* [YOUR GOAL] Search the entries for the word "Вікторія" and pull out each line that has it.

[Interface dataset entries]
————
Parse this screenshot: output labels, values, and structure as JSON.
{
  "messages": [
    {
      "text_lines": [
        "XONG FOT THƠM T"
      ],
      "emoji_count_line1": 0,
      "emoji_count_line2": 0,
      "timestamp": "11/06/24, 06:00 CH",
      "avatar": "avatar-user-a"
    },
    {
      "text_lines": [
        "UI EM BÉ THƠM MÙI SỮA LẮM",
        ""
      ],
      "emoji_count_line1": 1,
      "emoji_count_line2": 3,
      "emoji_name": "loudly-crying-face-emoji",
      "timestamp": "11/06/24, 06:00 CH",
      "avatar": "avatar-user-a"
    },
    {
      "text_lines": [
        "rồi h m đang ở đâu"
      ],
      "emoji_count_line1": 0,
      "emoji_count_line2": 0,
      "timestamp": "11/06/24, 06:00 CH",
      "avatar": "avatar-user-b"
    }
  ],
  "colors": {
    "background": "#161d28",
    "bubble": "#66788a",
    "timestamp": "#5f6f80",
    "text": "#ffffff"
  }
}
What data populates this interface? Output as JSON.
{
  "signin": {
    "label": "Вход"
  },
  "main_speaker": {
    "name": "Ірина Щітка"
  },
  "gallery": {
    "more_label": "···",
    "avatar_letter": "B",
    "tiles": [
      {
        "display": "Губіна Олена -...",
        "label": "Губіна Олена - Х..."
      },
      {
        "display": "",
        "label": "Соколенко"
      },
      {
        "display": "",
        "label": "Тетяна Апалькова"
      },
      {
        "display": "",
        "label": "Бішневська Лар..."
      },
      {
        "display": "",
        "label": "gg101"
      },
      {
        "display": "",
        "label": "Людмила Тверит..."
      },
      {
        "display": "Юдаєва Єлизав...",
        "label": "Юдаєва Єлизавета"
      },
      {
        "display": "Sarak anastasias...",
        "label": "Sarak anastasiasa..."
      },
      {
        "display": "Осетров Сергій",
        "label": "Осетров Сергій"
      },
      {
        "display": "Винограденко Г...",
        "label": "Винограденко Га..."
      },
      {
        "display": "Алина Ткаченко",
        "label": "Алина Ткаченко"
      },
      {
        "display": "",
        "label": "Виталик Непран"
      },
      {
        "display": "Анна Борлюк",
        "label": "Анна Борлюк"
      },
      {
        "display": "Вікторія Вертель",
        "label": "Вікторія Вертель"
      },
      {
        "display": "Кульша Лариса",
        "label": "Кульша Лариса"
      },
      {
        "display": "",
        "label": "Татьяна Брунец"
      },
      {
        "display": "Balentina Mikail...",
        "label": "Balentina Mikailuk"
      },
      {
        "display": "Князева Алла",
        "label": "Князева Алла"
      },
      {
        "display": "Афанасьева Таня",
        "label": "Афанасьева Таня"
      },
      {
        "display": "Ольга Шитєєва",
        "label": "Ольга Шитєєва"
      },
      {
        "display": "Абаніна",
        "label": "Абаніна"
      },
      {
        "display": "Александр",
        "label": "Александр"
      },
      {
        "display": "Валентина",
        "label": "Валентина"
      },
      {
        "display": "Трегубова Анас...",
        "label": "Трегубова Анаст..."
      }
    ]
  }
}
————
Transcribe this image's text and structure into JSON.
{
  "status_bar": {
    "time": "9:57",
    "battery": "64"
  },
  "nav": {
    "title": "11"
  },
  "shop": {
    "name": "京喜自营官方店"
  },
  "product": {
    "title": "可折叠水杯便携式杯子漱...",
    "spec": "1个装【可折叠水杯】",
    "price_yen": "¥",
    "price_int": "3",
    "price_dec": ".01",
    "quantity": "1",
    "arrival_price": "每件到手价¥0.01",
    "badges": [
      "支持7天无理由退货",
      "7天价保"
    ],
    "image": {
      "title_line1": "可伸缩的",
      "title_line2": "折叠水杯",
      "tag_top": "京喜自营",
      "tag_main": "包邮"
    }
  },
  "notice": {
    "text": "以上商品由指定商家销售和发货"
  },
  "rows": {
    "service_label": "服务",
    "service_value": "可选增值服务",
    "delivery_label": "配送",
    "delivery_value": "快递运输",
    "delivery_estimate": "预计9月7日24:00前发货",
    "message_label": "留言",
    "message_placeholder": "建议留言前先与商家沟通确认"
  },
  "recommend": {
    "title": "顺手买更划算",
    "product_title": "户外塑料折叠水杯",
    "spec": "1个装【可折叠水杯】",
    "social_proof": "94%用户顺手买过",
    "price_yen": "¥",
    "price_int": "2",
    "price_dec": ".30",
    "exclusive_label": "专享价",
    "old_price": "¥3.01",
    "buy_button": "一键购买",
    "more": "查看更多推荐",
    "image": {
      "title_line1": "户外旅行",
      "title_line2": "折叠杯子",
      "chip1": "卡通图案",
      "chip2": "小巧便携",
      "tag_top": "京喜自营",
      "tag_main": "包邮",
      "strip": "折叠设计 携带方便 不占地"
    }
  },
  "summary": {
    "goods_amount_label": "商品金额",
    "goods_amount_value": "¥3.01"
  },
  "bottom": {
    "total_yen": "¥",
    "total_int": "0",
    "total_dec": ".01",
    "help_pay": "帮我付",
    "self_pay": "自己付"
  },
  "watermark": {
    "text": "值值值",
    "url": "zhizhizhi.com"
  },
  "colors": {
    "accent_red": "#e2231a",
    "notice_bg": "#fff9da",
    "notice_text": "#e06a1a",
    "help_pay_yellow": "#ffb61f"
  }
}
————
* [ANSWER]
        "display": "Вікторія Вертель",
        "label": "Вікторія Вертель"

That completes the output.